(1) The council shall review the current operation of the courts to identify whether there may be efficiencies that could be implemented in a court or courts to more effectively or efficiently utilize court resources. The council shall also identify opportunities that provide greater accountability and transparency for the use of judicial branch resources. The council shall report to the Budget Committees of the Senate and Assembly on any legislation needed to implement any measures to promote greater efficiency, accountability, or transparency and may adopt by policy or directive any measure that is within the council’s rule-making authority.

(2) The executive officer of a superior court shall report to the council and the AOC on the fiscal condition of the court and cooperate with the council and the AOC on all matters as determined by the council.

(3) As a condition of receiving its annual allocation, every superior court shall submit to the AOC for approval, a complete and detailed budget at such time and in such form as may be prescribed by the AOC, setting forth all proposed expenditures and estimated revenues for the ensuing fiscal year.
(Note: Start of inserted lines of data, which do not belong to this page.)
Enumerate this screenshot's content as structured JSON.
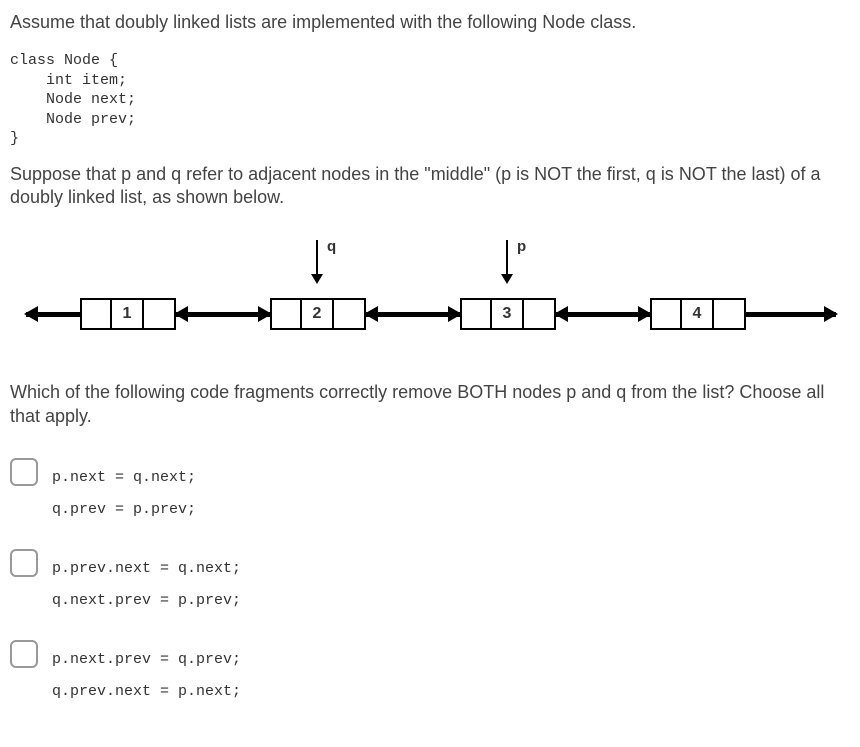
{
  "intro": "Assume that doubly linked lists are implemented with the following Node class.",
  "code": "class Node {\n    int item;\n    Node next;\n    Node prev;\n}",
  "body1": "Suppose that p and q refer to adjacent nodes in the \"middle\" (p is NOT the first, q is NOT the last) of a doubly linked list, as shown below.",
  "diagram": {
    "ptr_q": "q",
    "ptr_p": "p",
    "node1": "1",
    "node2": "2",
    "node3": "3",
    "node4": "4"
  },
  "question": "Which of the following code fragments correctly remove BOTH nodes p and q from the list?  Choose all that apply.",
  "options": [
    "p.next = q.next;\nq.prev = p.prev;",
    "p.prev.next = q.next;\nq.next.prev = p.prev;",
    "p.next.prev = q.prev;\nq.prev.next = p.next;"
  ]
}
The budgets submitted by each superior court shall show the allocations of appropriations or other funds available for the fiscal year by quarter or other period of time as determined by the AOC. Expenditures may be classified by line item for each program in the detail prescribed by the AOC. The AOC may require each court to set aside a specified reserve for contingencies or other purposes. No superior court shall increase or decrease a line item in excess of 10 percent in a fiscal year without authorization from the AOC.
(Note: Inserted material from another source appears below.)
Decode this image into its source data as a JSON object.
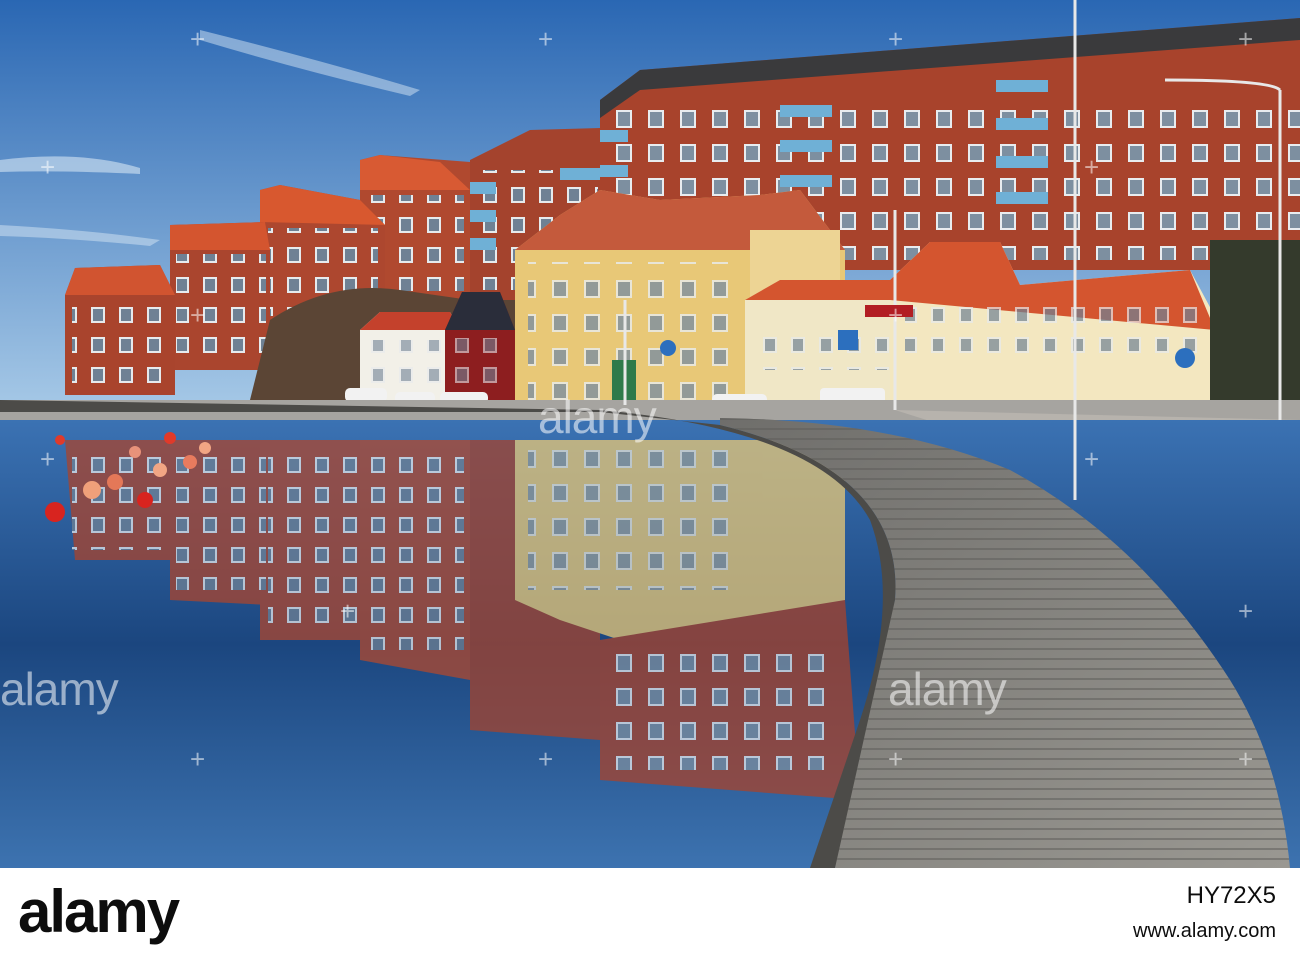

(4) After budgets are approved and allocations provided the superior courts, the Council may, in the interest of the judicial branch revise, alter, or amend the budget of superior courts by re-directing budget allocations among superior courts, upon notice to the affected courts and opportunity to report to the Council why such transfer should not occur.

(d) By January 1 of each year, the AOC shall provide to the Legislature and the Department of Finance summary and detailed information regarding the approved budgets of superior courts. The AOC shall provide updates to this information, upon request, to the Legislature or the Department of Finance.
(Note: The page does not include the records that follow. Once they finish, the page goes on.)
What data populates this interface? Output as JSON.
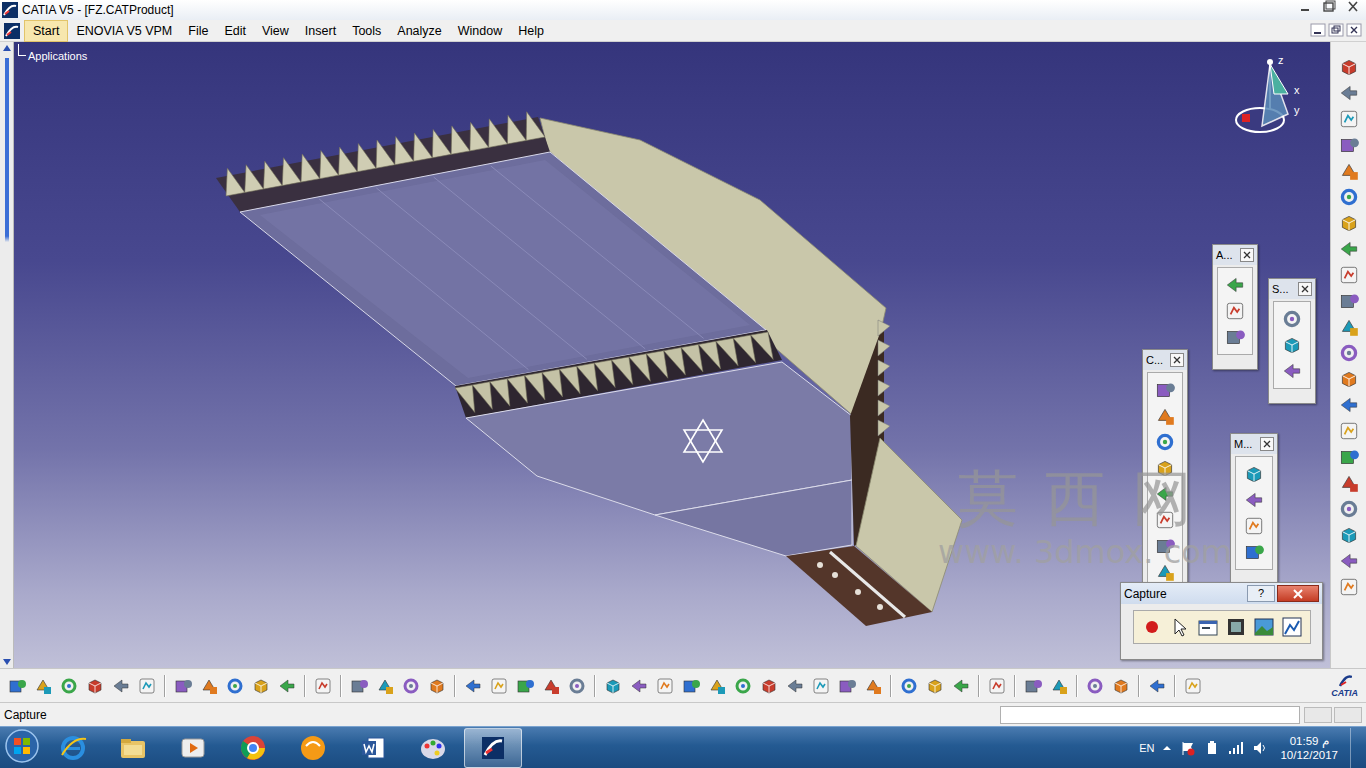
{
  "window": {
    "title": "CATIA V5 - [FZ.CATProduct]"
  },
  "menu": [
    {
      "label": "Start",
      "selected": true
    },
    {
      "label": "ENOVIA V5 VPM",
      "selected": false
    },
    {
      "label": "File",
      "selected": false
    },
    {
      "label": "Edit",
      "selected": false
    },
    {
      "label": "View",
      "selected": false
    },
    {
      "label": "Insert",
      "selected": false
    },
    {
      "label": "Tools",
      "selected": false
    },
    {
      "label": "Analyze",
      "selected": false
    },
    {
      "label": "Window",
      "selected": false
    },
    {
      "label": "Help",
      "selected": false
    }
  ],
  "tree": {
    "root": "Applications"
  },
  "compass": [
    "z",
    "x",
    "y"
  ],
  "toolbars": [
    {
      "title": "A..."
    },
    {
      "title": "S..."
    },
    {
      "title": "C..."
    },
    {
      "title": "M..."
    }
  ],
  "capture": {
    "title": "Capture",
    "help": "?"
  },
  "watermark": {
    "name": "莫 西 网",
    "url": "www. 3dmox. com"
  },
  "logo": "CATIA",
  "status_bar": {
    "text": "Capture"
  },
  "taskbar": {
    "language": "EN",
    "time": "01:59 م",
    "date": "10/12/2017",
    "apps": [
      {
        "selected": false
      },
      {
        "selected": false
      },
      {
        "selected": false
      },
      {
        "selected": false
      },
      {
        "selected": false
      },
      {
        "selected": false
      },
      {
        "selected": false
      },
      {
        "selected": true
      }
    ]
  }
}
(e) In addition to its other auditing authority, the AOC may examine all records, files, documents, books, papers, accounts and all financial affairs of any superior court. The superior court shall provide the AOC access to any records, files, documents, books, papers or accounts for the purpose of such examination, as well as, in the presence of the custodian or his or her deputy, to the cash drawers and cash in the custody of the superior court. The examination provided for by this subdivision shall occur as often as the Administrative Director of the Courts deems necessary, taking into consideration the work done by other auditors, including internal auditors.

Government Code section 77206.1 is amended to read:

77206.1. (a) The presiding judge, or the person designated by the presiding judge to authorize expenditures from the Trial Court Operations Fund or bank account established under section 77009(a), shall approve no claim, and shall authorize no warrant, for any obligation in excess of that authorized therefor in the budget approved by the Judicial Council.

(b) The Administrative Director of the Courts shall advise the Judicial Council, and the Judicial Council may appoint a person or entity to manage the expenditures from the Trial Court Operations Fund or bank account established under section 77009(a), of any court found to be in violation of this section or found to be in substantial or material noncompliance with the rules or directives regulating the budget and fiscal management of the superior courts adopted by the Judicial Council pursuant to Government Code section 77206, including but not limited to the rules and directives set forth in the Trial Court Financial Policies and Procedures Manual.

(c) The executive officer of a superior court who incurs any expenditure in excess of the allocation or other provisions of the fiscal year budget as approved by the Judicial Council or as subsequently changed by or with the approval of the Judicial Council, is personally liable for the amount of the excess expenditures.”


Copyright 2009, Metropolitan News Company